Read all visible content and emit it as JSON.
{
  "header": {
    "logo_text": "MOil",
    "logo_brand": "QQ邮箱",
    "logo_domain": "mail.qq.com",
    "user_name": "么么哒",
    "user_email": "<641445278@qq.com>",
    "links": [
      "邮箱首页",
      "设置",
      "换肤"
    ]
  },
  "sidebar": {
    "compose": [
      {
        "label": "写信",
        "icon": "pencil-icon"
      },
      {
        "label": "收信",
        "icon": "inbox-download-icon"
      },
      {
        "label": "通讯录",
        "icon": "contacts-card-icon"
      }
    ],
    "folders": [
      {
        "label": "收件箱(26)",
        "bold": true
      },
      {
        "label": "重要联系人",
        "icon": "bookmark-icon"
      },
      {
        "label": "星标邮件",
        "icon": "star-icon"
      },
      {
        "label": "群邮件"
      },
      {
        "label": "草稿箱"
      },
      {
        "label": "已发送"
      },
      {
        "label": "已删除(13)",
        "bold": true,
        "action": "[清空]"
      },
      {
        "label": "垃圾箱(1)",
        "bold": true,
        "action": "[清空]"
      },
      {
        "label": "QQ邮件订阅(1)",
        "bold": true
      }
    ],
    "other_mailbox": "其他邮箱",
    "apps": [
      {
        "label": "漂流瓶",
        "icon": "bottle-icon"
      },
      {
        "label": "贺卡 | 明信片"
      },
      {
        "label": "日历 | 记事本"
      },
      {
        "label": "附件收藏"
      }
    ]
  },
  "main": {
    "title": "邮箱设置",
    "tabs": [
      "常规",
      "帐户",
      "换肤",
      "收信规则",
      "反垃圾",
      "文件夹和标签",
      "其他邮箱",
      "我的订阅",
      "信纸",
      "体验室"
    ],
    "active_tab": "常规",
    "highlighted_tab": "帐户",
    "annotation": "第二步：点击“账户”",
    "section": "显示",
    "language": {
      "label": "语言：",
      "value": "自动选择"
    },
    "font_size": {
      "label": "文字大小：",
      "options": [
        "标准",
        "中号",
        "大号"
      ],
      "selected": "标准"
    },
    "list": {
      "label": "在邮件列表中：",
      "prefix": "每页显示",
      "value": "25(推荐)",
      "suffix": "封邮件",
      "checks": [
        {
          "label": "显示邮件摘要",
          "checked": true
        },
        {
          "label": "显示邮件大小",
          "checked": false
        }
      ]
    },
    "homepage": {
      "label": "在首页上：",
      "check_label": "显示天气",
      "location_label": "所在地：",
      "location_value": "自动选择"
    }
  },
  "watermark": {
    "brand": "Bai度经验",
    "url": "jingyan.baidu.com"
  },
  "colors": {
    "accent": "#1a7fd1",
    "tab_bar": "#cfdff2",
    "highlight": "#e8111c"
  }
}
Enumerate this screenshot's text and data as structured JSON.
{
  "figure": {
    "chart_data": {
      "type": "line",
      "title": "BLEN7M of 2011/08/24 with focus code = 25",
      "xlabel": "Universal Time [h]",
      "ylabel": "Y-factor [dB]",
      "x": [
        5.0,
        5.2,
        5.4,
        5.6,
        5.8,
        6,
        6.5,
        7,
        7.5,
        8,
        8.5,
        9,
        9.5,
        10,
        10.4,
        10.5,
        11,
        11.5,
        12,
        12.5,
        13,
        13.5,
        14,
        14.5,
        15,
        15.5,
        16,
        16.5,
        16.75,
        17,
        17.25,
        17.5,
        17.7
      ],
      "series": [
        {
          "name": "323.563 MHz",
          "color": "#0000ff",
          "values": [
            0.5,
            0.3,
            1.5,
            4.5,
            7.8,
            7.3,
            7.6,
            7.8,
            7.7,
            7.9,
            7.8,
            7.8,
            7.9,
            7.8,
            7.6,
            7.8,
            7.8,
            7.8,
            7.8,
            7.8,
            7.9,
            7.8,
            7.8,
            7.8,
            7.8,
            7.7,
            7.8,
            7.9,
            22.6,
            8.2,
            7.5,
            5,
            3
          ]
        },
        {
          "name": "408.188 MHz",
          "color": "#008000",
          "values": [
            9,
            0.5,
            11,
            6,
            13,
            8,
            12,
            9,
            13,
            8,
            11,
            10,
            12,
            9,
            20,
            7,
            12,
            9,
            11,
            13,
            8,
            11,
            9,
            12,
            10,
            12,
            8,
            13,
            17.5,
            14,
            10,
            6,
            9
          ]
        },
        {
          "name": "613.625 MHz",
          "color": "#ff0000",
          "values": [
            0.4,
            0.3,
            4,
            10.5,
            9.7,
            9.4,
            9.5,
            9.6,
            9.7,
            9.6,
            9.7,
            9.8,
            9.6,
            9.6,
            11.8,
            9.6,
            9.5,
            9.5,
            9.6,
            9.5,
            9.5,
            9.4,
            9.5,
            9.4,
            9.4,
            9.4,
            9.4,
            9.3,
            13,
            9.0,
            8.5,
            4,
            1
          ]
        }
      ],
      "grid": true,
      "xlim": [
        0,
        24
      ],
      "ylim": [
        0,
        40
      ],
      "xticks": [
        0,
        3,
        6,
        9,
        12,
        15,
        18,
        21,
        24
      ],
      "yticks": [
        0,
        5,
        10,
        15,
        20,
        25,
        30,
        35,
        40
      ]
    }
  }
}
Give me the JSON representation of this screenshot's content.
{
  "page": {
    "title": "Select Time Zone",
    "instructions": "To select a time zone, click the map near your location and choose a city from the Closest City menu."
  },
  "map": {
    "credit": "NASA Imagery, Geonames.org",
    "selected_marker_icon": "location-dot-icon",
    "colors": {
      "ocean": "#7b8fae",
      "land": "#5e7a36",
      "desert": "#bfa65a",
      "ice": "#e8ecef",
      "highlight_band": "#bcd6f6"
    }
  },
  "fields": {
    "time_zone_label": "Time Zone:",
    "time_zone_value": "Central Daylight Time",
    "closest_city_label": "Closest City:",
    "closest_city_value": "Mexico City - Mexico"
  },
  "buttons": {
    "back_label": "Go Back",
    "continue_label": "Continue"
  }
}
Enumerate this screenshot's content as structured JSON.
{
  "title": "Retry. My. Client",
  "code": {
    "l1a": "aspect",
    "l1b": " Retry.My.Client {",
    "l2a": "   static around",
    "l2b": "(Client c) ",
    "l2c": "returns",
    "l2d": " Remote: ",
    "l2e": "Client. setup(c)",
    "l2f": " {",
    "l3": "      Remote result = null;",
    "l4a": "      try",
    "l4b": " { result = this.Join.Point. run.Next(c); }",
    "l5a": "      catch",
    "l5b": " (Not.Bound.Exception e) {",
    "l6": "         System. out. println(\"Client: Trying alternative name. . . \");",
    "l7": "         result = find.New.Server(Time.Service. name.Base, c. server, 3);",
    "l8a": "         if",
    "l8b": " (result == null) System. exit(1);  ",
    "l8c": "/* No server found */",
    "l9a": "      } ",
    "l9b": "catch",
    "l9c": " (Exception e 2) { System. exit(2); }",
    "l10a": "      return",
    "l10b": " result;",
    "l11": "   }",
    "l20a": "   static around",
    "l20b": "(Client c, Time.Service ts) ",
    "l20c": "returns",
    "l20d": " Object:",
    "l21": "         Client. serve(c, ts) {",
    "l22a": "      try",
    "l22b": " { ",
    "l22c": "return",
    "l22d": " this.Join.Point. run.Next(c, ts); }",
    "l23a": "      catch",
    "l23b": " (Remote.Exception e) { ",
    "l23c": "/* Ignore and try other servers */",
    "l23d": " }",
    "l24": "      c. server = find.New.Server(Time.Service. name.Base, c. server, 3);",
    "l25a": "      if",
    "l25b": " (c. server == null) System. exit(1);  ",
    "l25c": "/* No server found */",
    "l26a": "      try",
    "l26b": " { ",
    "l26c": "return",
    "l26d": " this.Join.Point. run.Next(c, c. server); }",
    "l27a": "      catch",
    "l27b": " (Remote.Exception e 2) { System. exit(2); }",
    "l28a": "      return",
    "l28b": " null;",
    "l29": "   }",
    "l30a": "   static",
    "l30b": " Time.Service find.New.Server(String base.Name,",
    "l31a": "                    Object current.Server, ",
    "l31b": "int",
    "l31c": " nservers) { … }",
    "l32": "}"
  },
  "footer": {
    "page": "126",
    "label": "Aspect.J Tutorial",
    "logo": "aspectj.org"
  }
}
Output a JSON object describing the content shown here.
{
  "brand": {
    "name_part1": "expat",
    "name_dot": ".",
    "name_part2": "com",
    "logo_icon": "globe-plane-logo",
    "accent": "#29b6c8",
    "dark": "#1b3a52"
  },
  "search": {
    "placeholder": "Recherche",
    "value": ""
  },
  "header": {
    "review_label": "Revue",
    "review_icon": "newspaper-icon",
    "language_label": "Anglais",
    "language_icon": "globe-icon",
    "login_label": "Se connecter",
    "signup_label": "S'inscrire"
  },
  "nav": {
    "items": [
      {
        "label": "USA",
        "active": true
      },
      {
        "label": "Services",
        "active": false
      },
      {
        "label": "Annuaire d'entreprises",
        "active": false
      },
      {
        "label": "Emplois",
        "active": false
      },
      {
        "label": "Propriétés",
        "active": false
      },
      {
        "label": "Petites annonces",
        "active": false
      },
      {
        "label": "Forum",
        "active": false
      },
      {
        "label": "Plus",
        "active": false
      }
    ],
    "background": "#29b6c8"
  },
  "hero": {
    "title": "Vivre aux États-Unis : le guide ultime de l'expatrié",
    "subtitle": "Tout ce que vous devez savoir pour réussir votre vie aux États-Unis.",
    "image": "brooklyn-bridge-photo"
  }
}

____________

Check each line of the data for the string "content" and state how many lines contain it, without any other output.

4